**Your instructions**
Work out how many lines in the listing below include the word "name". Give nothing but the number.

*** Dataset records Section Begins ***

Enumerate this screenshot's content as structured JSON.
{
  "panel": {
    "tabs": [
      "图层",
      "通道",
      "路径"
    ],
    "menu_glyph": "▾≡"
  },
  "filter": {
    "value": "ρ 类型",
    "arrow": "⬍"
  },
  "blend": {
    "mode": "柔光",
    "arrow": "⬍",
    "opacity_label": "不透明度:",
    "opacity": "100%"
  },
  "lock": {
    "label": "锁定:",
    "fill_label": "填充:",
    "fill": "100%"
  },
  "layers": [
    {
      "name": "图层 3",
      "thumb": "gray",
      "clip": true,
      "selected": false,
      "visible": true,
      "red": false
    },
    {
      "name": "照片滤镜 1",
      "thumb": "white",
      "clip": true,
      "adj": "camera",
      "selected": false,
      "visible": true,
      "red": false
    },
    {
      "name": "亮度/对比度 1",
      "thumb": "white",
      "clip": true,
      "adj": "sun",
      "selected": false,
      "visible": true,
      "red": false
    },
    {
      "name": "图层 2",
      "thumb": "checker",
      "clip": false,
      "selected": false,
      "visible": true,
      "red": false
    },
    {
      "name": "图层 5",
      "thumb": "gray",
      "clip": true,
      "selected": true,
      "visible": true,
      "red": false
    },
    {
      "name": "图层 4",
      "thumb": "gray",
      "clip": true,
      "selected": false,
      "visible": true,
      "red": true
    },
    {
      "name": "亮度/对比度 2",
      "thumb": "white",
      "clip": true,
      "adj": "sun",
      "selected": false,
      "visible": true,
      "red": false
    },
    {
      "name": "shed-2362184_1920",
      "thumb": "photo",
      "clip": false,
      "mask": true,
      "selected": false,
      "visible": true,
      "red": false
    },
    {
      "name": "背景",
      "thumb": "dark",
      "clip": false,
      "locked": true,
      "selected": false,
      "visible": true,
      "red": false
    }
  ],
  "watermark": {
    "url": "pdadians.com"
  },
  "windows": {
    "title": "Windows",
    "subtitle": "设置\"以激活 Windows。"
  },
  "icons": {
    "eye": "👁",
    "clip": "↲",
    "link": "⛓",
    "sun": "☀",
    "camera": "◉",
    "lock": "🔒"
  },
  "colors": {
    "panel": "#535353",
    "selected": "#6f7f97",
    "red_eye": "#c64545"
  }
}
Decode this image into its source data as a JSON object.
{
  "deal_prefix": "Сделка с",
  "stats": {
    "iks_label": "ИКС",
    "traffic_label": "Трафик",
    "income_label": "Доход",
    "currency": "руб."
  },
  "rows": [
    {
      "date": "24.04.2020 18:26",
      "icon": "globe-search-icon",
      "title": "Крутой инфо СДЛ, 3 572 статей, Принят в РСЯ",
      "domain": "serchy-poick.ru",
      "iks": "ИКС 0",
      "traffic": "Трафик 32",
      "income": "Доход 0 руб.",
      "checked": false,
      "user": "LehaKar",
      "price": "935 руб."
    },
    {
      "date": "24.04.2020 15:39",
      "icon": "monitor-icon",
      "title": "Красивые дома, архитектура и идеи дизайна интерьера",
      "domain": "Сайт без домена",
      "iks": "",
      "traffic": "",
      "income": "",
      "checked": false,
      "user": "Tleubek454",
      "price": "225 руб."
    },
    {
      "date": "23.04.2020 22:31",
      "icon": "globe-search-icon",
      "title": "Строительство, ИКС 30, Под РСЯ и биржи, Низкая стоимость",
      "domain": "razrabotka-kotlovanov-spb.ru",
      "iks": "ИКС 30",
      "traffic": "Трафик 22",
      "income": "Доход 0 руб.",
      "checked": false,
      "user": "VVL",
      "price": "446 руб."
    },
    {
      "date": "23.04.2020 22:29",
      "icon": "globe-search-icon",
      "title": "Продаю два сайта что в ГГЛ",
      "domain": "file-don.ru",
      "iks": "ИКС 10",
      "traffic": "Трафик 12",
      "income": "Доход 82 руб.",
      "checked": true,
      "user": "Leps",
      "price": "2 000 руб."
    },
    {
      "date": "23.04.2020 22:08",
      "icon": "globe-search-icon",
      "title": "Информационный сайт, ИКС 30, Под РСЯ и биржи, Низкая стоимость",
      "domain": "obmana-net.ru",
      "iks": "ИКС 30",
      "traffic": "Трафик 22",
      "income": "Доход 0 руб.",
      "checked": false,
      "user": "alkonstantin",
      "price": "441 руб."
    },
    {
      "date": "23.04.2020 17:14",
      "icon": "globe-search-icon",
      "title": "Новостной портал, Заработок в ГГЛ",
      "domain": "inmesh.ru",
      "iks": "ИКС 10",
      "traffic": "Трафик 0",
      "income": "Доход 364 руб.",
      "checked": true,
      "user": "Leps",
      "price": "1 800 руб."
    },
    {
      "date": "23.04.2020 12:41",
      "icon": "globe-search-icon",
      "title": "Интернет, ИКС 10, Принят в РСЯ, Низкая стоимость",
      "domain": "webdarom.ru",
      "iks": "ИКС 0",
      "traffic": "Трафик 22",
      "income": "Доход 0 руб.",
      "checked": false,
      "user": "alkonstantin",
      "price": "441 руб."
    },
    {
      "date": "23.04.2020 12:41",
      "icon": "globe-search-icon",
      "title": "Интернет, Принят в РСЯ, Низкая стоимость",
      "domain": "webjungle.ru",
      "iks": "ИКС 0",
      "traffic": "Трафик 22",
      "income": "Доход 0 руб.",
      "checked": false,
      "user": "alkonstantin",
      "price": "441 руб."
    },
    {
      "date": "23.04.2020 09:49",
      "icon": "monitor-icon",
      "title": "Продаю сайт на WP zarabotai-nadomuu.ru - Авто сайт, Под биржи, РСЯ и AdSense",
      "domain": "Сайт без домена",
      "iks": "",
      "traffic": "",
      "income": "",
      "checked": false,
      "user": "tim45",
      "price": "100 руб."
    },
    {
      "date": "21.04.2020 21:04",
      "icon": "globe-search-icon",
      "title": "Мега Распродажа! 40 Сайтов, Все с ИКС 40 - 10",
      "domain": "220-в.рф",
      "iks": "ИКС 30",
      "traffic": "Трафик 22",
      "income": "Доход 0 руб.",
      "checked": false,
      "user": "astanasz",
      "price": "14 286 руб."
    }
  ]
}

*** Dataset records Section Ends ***

**Answer**
9